10) Explore the world of editing apps. OK, this isn’t about taking iPhone shots. But I couldn’t resist it. Taking photos – especially on the street – is a big part of it, but mobile photography is so much lot about the apps. Taking a photo with an iPhone is just the start. It’s your raw material. There are a million and one amazing things you can do with your photo after you’ve taken it. App to the max!

10 Comments

  1. “Various apps, most notably Pro Camera and Camera+, allow you to unbundle focus and light-metering. Quite honestly, I’ve never found a use for this. Why would you want something in focus but dark (or blown out) and another thing not in focus but properly lit?”

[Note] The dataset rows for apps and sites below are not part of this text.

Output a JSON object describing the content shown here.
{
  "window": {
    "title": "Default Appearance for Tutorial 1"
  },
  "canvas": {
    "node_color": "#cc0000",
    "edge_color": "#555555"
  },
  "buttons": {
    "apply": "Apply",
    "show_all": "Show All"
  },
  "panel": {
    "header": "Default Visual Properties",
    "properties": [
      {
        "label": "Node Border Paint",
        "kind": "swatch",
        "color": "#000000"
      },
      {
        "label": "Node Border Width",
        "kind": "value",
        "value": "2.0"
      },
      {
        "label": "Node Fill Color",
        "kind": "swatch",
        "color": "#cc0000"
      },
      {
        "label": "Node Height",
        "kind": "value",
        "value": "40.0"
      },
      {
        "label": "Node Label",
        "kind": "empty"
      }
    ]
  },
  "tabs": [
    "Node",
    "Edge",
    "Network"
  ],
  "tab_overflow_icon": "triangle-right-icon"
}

    I, and many other photographers, find having a separate focus and exposure meter highly valuable. Used correctly, they are essential for adjusting the light in situations that aren’t perfectly lit. It’s the difference in setting your DSLR from automatic to manual mode.

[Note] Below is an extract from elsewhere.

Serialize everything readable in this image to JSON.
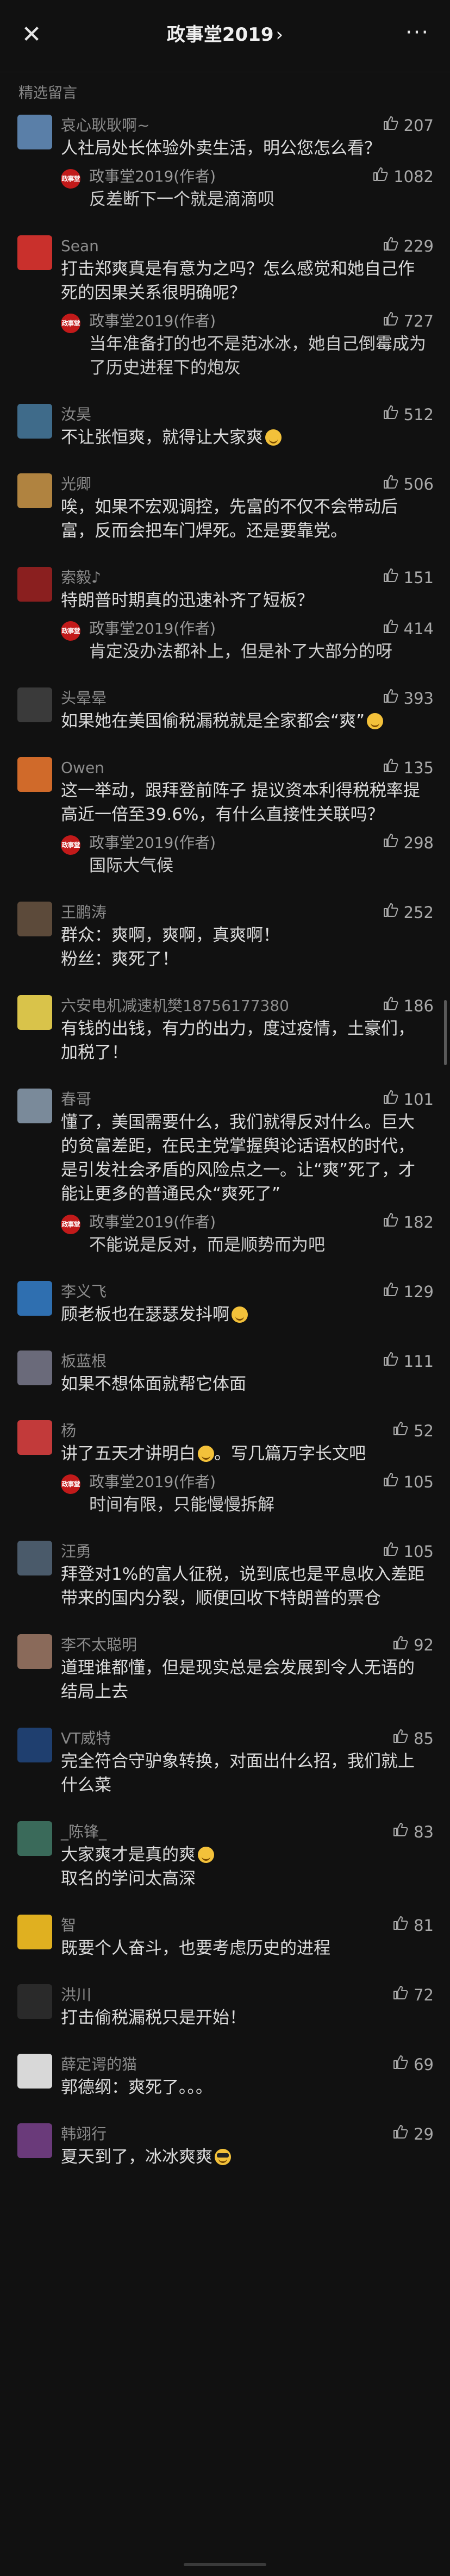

    • Thanks for your comment, Miki. I’m glad you mention it. I’ve been trying to work out how you would use that function for a while. I use a big DSLR and the focal/exposure points can’t be unbundled. Of course you can “over/under expose” while focussing on a particular point to get the same effect, but it’s interesting that they don’t offer it as a function. And I can’t say I’ve seen a lot of photos which use the technique. It’s just interesting that an iPhone app has a photo taking function that is more “advanced” than a DSLR

    • Glad you mention that, Miki. I’ve been wondering for some time about it. I use a big DSLR and the focal points don’t allow you to unbundle metering from focus. Of course, you can over/under expose manually while focussing on something so achieve the same effect. But I have to say I haven’t seen many photos that use that technique. It’s just interesting that an iPhone photo taking app should offer a function that’s more “advanced” than a DSLR.

  2. Hey Richard, you can call me lazy but I can appreciate the ‘naked’ honesty with shooting with the basics. That is if we can argue that the iPhone ‘camera’ is just that. Thanks for rehashing the top 10.

    • Not lazy. You’re right, the iPhone camera allows you to focus on composition, good subject, light, ie the real important basics.

  3. Thanks, Richard. Good stuff!

  4. Def like #10 as I like to get the creative juices flowing too. Thx for this!

  5. totally digging this list! thanks so much

  6. I really appreciated the emphasis on finding light. So many times, I’ve seen photos where people try to artificially compensate for lack of light (in post processing), and it doesn’t make up for the real thing. I’d suggest also really finding creative ways to use light: find shadows, etc. Artfully placed shadows can add a lot to a simple portrait. Thanks for this!